Wartime scrap aluminum leads to Emeco’s invincible chair

by David F Salter

Never has satisfaction been achieved on so many levels from the simple act of sitting down.

Rarely has one product created such a successful enterprise. Enter the 1006 Navy chair, created in 1944 by Emeco Industries Inc., a specialty chair manufacturing company in Hanover. At a time when scrap aluminum was available and plentiful, a resourceful man by the name of Wilton Carlyle Dinges established the Electrical Machine and Equipment Co. (Emeco). Dinges employed local steel workers and figured out a way to manufacture a chair that could withstand almost anything. His 77—step process made the recycled aluminum resistant and strong.

The United States Navy thought so much of the chair that it gave Emeco a government contract, and the company grew from that point. The chair survived salt water and salt air, and it was found to be nearly indestructible.

As World War II wound down and ships came in, the chair found its way into secondhand stores, because it was incredibly sturdy. But while the chair withstood war and the Navy, business was not as sturdy.

Jump to 1998, when Gregg Buchbinder, a young man with an entrepreneurial spirit, an eye for engineering and architecture, and a love of the environment catapulted the company to a new era. Buchbinder grew up with an engineer for a dad and an interior designer for a mom, both of whom had some experience with secondhand furniture. He also spent a lot of time at the beach.

“I used to surf, and I cared deeply about the environment,” the owner and CEO said. “When I saw Emeco, it really resonated with me. It spoke so well to me. The 1006 Navy chair was the most robust produced product you could conceive of. From an environmental standpoint, it was made 80 percent from recycled materials, and it was tested to last 150 years. All those things were contained in one chair.

“Once I got to the factory and saw the craftsmanship and saw the process, a wonderful process, it was too important a company to go away.” The challenge For Buchbinder was how to make the company profitable again. He knew he had to reach new markets and he had to develop new products.

Buchbinder took the 1006 Navy chair to New York City, and he began to visit furniture stores and vintage stores. While those in the business knew of the chair, they didn’t want a new Navy chair, and that reinforced Buchbinder’s notions.

Call it serendipity, good fortune, or whatever you will, but that trip was the turning point for him and the business. While in New York, there was a furniture trade show that was too expensive for Buchbinder to attend. But he was able to wrangle a free pass so he could walk the show.
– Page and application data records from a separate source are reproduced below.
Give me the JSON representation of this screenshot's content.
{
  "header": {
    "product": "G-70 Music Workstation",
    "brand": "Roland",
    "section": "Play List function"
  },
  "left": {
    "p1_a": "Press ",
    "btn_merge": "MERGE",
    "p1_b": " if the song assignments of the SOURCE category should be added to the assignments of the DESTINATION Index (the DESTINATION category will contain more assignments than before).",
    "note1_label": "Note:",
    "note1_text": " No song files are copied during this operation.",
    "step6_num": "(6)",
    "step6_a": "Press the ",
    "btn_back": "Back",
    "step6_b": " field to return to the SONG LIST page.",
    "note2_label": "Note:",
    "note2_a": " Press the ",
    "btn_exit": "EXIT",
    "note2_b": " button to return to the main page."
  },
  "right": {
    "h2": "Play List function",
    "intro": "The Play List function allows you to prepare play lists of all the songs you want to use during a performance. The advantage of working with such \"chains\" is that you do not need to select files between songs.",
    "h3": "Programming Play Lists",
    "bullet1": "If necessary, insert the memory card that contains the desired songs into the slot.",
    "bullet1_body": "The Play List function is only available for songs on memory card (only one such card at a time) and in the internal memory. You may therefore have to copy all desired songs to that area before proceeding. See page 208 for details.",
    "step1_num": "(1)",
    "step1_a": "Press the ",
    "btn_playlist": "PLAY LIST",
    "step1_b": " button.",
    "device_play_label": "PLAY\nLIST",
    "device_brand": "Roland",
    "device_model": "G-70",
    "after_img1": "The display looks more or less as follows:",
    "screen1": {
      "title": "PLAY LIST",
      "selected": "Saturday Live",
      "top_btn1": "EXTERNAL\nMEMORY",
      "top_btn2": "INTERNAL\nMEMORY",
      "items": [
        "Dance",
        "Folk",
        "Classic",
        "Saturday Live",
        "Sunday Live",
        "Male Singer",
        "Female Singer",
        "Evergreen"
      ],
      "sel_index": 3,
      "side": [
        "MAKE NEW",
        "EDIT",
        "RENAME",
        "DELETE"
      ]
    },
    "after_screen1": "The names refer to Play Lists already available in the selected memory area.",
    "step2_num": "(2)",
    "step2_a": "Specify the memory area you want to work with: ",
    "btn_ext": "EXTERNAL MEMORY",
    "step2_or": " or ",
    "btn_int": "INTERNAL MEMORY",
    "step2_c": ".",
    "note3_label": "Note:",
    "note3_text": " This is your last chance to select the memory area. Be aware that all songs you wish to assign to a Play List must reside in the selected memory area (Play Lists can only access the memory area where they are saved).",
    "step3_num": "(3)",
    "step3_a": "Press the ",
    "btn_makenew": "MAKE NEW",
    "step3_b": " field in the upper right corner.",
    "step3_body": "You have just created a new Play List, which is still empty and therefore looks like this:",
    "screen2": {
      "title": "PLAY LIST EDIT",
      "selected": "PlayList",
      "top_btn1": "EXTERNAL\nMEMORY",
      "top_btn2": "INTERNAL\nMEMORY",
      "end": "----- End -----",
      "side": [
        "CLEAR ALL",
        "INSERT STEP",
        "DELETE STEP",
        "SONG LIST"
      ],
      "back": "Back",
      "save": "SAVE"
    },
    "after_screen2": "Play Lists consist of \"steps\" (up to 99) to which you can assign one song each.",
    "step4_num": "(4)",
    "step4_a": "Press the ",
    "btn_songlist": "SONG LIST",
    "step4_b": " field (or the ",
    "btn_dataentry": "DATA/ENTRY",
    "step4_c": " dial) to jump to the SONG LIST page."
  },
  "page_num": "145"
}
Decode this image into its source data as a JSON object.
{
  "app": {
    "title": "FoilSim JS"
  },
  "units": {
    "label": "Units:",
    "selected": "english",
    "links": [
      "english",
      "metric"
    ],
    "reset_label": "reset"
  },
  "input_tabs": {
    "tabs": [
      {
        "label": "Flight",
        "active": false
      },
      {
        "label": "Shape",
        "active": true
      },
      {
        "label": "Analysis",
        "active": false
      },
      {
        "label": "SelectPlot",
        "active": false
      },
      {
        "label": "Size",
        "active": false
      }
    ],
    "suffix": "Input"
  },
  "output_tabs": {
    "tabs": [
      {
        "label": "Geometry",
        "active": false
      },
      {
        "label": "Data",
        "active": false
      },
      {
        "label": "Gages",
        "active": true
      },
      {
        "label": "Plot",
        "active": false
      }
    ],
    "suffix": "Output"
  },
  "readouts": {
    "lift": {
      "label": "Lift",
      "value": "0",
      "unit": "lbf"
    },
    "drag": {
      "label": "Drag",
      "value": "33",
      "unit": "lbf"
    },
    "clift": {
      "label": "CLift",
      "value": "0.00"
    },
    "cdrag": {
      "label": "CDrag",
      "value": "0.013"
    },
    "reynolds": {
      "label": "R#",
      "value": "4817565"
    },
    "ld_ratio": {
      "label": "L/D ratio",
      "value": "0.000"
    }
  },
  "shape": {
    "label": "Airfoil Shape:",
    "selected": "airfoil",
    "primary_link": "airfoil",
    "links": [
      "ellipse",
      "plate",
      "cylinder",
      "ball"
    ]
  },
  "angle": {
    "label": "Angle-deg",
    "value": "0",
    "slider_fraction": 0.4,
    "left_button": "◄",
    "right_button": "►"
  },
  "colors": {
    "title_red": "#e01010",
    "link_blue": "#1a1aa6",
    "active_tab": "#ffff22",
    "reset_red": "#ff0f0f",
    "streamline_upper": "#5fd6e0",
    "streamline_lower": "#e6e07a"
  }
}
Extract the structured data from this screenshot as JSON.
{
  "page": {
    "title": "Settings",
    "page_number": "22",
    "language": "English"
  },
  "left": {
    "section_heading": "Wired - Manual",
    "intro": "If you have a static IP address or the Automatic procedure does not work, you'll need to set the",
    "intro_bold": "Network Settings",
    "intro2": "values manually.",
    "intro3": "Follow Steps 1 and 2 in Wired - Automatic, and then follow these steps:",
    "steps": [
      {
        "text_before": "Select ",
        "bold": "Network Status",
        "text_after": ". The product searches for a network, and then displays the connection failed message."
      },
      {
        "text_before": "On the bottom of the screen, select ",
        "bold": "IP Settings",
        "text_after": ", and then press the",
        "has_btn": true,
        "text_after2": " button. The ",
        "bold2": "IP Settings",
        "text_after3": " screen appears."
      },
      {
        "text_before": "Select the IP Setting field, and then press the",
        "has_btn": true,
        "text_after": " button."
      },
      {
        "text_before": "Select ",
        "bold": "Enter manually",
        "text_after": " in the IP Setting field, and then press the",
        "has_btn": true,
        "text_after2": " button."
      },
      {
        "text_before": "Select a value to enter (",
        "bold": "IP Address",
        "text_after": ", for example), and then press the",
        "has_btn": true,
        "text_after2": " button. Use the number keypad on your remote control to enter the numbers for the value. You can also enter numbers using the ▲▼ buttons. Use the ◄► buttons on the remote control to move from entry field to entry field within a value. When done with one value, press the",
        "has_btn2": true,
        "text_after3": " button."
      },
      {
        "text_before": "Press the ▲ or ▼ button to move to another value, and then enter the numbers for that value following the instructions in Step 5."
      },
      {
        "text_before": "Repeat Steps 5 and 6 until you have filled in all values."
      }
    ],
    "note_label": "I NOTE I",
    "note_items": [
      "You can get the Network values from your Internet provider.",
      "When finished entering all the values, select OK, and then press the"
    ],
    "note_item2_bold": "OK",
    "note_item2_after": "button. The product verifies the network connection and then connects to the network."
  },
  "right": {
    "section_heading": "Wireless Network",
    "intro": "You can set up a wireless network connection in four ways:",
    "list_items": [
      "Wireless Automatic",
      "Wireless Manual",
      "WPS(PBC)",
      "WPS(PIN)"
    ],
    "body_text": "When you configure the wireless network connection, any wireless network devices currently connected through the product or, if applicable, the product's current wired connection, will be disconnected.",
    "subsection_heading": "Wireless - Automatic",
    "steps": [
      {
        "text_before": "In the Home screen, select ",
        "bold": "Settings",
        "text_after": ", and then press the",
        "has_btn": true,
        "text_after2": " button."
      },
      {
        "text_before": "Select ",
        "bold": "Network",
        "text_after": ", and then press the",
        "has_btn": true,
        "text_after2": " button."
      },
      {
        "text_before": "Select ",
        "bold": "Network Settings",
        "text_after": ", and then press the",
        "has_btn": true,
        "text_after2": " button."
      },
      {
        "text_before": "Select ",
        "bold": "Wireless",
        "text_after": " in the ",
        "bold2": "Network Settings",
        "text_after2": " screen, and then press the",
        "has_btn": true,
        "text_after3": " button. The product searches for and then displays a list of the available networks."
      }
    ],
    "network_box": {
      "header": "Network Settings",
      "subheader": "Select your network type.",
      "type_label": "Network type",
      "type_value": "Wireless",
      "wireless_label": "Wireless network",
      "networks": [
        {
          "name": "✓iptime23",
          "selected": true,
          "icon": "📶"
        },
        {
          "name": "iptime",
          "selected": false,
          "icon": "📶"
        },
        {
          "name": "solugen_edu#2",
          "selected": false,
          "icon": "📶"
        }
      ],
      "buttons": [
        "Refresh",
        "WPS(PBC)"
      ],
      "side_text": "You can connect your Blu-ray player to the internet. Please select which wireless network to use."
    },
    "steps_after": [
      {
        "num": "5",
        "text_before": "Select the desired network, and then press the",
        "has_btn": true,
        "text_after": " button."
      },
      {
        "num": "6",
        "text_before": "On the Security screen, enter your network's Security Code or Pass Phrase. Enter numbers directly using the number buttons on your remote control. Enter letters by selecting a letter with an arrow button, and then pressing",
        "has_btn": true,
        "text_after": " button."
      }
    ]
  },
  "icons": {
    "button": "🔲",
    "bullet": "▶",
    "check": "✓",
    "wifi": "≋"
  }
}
He was staying at the Paramount Hotel, where a designer had taken the Navy 1006 chair and had made some modifications to it, and it was being used in the hotel.

“Philippe Starck had taken the Navy chair and put a Slipcover over it and an ‘axe handle’ in the back, and that’s the chair that was in the hotel,” Buchbinder explained. “I’m walking the trade show, and who is coming down the aisle toward me but Starck. I said to him, ‘I like what you did with the Navy chair at the Paramount Hotel.’ He asked me how I knew of it, and I told him that I owned the company. He said he thought it would be a bunch of old Navy men.

“He said he had other ideas, and I said I’m interested but I can’t afford to pay you,” Buchbinder continued. “We sat down and worked something out. He pulled out a magazine and drew on the back cover, different ideas he had for chairs. Right there, the Hudson chair, the stools and the Heritage Collection were born. All of these things he had really thought about for a long time.”

That led the duo to the Hudson Hotel, for which they created the Hudson chair. It was this first partnership that also took the company from being an industrial company to a design company. Buchbinder and his team now work with a number of designers and architects to create chairs that end up in hospitals and restaurants as well as museums. The one constant in the evolution of Emeco is its manufacturing roots in Hanover.

“First, we have an incredible focus on craft,” Buchbinder said. “We have so much hand work and we need skilled craftsmen. We have those skilled craftsmen in that area, people who are very prideful and very dedicated to their work. It’s a big advantage.

“Second, the company originally was located to service the shipyards all along the Eastern Seaboard,” Buchbinder said. “We still do a tremendous amount of work on the Eastern Seaboard, and we also ship a lot to Europe, so the location makes a lot of sense.

“Third, we have a lot of suppliers for everything we need to make our product located around Hanover,” he added. “There is less impact on the environment, less cost and less travel.” During the first week in April, Buchbinder and his team traveled to Milan, Italy, to participate in Salone del Mobile Milan, one of the biggest furniture trade shows in the world. It’s so prestigious that only two or three American companies are allowed to show there. And it’s all because of an aluminum chair.